How your body tells time by color
People who have crossed over more than a couple time zones while traveling know how brutal jet lag can be.
A new study from The University of Manchester may have found a new approach for treating travel woes. Researchers looked at the change in light around dawn and dusk to analyze whether color could be used to determine time of day.
Using mice as test subjects, the researchers recorded electrical activity present with different visual stimuli. Many of the cells were more sensitive to changes in color between blue and yellow than to changes in brightness. Besides just the change in light intensity, they found the light is much bluer at twilight than during the day.
“This is the first time that we’ve been able to test the theory that color affects the body clock in mammals,” Dr. Timothy Brown, lead researcher, said in a news release. “What’s exciting about our research is that the same findings can be applied to humans.
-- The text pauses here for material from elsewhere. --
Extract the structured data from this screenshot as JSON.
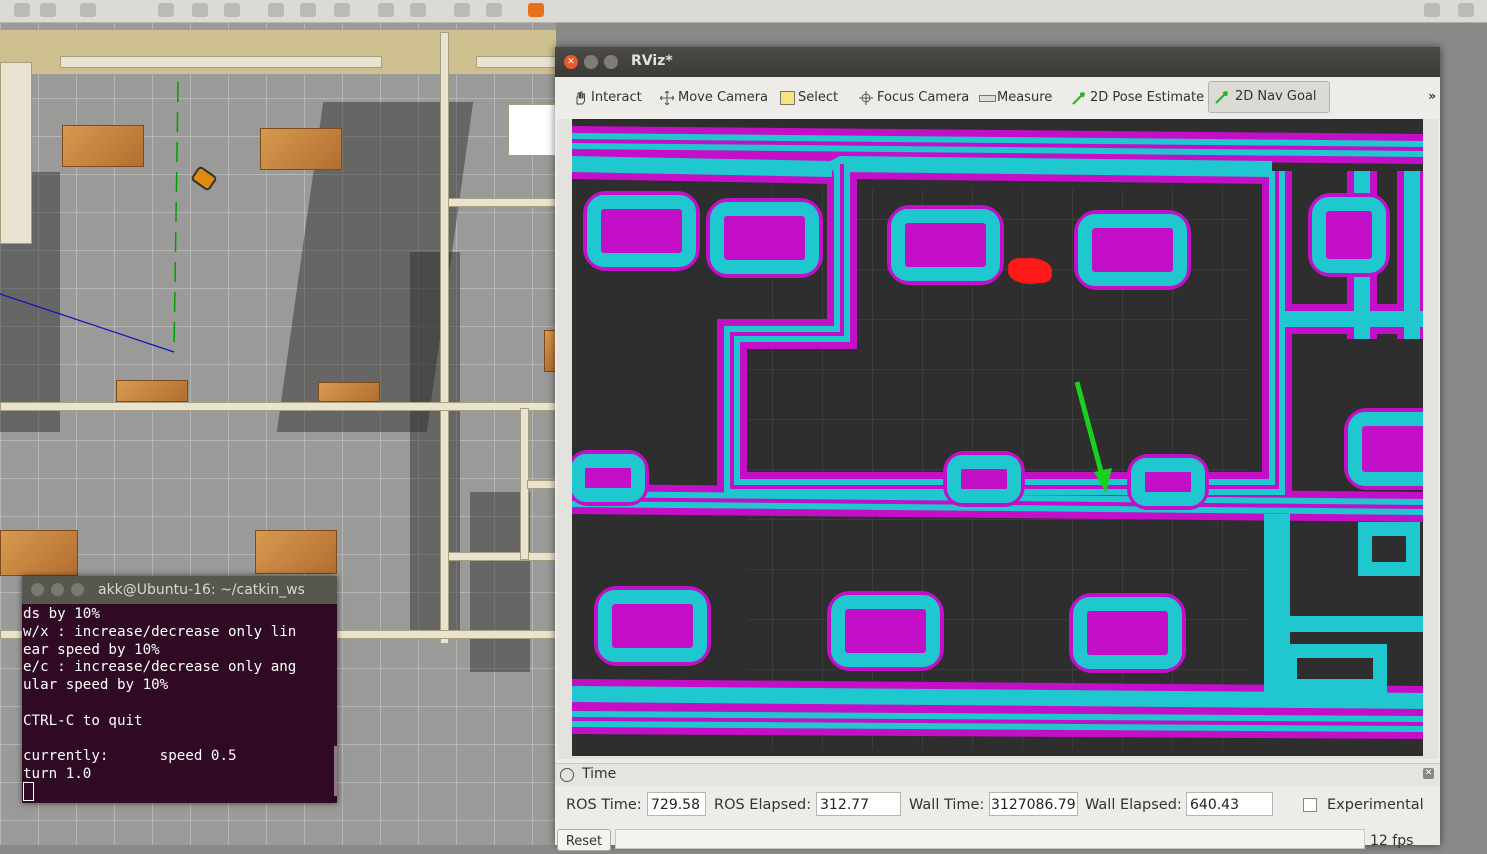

So in theory, color could be used to manipulate our clock, which could be useful for shift workers or travelers wanting to minimize jet lag.”
Keeping your internal clock on track is important for staying healthy.
“Most of our body hormones work in a circadian rhythm,” says Dr. David Koh, pulmonologist and sleep medicine expert with Advocate Medical Group in Normal, Ill. “Certain hormones, body temperature, and the ability to stay asleep or awake work on a 24-hour clock. The more you mess with the circadian rhythm, the less efficiently the body works.”
About the Author
Lynn Hutley, health enews contributor, is coordinator of public affairs and marketing at Advocate BroMenn Medical Center and Advocate Eureka Hospital in central Illinois. Having grown up in a family-owned drug store, it is no surprise that Lynn has spent almost 18 years working in the health care industry. She has a degree in human resources management from Illinois State University and is always ready to tackle Trivia Night.